Goal of the exercise
Your job is to print the listing exactly.

Extracted information
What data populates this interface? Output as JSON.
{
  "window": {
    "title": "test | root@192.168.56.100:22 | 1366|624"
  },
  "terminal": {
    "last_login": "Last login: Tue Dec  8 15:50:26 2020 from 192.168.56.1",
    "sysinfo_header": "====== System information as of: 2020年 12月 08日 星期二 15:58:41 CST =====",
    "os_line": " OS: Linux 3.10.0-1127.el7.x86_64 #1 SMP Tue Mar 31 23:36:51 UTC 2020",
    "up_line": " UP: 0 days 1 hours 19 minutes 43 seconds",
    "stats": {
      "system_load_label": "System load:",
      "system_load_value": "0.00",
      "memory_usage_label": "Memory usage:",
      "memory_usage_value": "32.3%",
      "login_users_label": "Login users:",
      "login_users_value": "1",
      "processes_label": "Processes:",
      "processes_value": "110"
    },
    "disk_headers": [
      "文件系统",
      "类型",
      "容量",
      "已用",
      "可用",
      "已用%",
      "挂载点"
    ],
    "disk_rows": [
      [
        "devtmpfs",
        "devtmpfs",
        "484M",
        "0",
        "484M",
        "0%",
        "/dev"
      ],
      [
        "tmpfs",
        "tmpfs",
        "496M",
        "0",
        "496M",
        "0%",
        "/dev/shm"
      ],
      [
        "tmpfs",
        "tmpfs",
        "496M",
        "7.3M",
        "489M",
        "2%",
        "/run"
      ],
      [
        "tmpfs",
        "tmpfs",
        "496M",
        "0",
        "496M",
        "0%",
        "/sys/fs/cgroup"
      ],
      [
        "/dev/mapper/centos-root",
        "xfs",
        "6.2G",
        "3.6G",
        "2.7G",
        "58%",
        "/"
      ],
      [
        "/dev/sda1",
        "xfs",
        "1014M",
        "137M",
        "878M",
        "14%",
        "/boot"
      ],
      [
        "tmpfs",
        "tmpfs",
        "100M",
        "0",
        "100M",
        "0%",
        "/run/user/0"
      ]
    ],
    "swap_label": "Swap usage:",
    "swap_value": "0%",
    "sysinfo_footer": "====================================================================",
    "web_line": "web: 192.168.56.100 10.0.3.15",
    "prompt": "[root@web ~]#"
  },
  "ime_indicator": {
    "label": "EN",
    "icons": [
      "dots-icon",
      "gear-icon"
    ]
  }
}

Solution to the exercise
What data populates this interface? Output as JSON.
{
  "window": {
    "title": "test | root@192.168.56.100:22 | 1366|624"
  },
  "terminal": {
    "last_login": "Last login: Tue Dec  8 15:50:26 2020 from 192.168.56.1",
    "sysinfo_header": "====== System information as of: 2020年 12月 08日 星期二 15:58:41 CST =====",
    "os_line": " OS: Linux 3.10.0-1127.el7.x86_64 #1 SMP Tue Mar 31 23:36:51 UTC 2020",
    "up_line": " UP: 0 days 1 hours 19 minutes 43 seconds",
    "stats": {
      "system_load_label": "System load:",
      "system_load_value": "0.00",
      "memory_usage_label": "Memory usage:",
      "memory_usage_value": "32.3%",
      "login_users_label": "Login users:",
      "login_users_value": "1",
      "processes_label": "Processes:",
      "processes_value": "110"
    },
    "disk_headers": [
      "文件系统",
      "类型",
      "容量",
      "已用",
      "可用",
      "已用%",
      "挂载点"
    ],
    "disk_rows": [
      [
        "devtmpfs",
        "devtmpfs",
        "484M",
        "0",
        "484M",
        "0%",
        "/dev"
      ],
      [
        "tmpfs",
        "tmpfs",
        "496M",
        "0",
        "496M",
        "0%",
        "/dev/shm"
      ],
      [
        "tmpfs",
        "tmpfs",
        "496M",
        "7.3M",
        "489M",
        "2%",
        "/run"
      ],
      [
        "tmpfs",
        "tmpfs",
        "496M",
        "0",
        "496M",
        "0%",
        "/sys/fs/cgroup"
      ],
      [
        "/dev/mapper/centos-root",
        "xfs",
        "6.2G",
        "3.6G",
        "2.7G",
        "58%",
        "/"
      ],
      [
        "/dev/sda1",
        "xfs",
        "1014M",
        "137M",
        "878M",
        "14%",
        "/boot"
      ],
      [
        "tmpfs",
        "tmpfs",
        "100M",
        "0",
        "100M",
        "0%",
        "/run/user/0"
      ]
    ],
    "swap_label": "Swap usage:",
    "swap_value": "0%",
    "sysinfo_footer": "====================================================================",
    "web_line": "web: 192.168.56.100 10.0.3.15",
    "prompt": "[root@web ~]#"
  },
  "ime_indicator": {
    "label": "EN",
    "icons": [
      "dots-icon",
      "gear-icon"
    ]
  }
}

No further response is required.